Work order: Where does the word "screenshot" occur in the data below? Copy each line that holds it.

Available records:
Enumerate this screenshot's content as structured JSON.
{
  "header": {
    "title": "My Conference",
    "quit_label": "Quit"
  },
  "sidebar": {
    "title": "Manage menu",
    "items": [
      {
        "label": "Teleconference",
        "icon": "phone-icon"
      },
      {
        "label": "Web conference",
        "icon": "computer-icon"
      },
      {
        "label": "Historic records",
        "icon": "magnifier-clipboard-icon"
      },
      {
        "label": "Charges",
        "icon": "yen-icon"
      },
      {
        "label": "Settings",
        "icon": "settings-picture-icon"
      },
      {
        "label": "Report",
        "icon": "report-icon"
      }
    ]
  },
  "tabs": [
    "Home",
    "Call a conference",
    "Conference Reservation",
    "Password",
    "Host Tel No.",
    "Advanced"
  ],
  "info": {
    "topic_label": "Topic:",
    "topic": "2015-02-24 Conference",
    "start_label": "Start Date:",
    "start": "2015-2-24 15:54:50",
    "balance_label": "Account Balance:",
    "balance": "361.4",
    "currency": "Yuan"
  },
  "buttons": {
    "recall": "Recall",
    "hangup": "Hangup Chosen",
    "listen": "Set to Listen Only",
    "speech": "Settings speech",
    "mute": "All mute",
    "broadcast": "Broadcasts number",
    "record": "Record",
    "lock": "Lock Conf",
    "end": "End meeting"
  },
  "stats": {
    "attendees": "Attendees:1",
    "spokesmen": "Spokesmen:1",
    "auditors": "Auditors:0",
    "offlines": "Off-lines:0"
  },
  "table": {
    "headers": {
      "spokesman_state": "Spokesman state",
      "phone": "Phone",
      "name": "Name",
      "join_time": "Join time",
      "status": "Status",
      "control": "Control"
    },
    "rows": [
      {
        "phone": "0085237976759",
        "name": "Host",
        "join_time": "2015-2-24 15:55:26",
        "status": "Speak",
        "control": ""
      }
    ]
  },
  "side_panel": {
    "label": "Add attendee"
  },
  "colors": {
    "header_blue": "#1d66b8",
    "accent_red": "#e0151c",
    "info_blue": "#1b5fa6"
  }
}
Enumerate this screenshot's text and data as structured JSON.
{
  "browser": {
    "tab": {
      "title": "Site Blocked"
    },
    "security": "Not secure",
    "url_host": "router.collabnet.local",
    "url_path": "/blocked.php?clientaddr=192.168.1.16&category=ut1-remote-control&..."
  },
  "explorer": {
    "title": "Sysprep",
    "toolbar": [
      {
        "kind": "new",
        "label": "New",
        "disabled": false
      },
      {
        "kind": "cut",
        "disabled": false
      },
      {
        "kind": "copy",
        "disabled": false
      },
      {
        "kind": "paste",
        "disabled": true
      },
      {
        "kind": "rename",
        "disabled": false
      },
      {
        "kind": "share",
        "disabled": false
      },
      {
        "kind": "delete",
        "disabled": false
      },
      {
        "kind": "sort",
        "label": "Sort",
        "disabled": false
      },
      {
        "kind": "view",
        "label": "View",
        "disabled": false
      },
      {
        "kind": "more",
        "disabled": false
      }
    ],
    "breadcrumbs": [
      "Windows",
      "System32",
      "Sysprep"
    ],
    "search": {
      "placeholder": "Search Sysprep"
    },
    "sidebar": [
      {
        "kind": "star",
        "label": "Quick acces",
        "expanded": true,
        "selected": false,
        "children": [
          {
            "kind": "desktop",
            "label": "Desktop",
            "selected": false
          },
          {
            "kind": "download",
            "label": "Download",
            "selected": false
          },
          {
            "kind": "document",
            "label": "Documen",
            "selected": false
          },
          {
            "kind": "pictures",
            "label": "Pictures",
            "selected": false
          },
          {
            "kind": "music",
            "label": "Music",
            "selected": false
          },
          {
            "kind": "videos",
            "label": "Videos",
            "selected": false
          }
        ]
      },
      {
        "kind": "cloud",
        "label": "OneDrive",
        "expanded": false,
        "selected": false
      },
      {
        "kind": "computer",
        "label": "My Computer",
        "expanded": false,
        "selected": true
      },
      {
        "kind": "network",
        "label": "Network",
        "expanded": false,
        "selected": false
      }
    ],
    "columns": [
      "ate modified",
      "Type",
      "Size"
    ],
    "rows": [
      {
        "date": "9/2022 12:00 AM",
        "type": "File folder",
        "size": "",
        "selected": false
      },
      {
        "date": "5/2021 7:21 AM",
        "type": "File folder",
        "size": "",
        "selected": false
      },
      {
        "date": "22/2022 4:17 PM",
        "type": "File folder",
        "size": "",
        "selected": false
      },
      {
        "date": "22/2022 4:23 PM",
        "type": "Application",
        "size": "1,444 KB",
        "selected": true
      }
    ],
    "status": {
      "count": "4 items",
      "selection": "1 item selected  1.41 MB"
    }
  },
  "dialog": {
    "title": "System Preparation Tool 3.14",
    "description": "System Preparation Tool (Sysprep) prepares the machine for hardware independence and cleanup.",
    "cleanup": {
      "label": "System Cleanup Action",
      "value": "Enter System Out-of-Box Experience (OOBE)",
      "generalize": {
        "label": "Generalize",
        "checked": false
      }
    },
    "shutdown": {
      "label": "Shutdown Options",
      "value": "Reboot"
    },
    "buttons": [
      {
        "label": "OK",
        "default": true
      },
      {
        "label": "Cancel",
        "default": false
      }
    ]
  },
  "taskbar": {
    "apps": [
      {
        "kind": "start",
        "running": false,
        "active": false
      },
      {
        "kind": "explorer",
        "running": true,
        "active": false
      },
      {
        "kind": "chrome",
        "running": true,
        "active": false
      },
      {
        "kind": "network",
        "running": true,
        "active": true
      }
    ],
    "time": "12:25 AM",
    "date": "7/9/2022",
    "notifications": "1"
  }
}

Answer to the problem:
Enumerate this screenshot's content as structured JSON.
Enumerate this screenshot's text and data as structured JSON.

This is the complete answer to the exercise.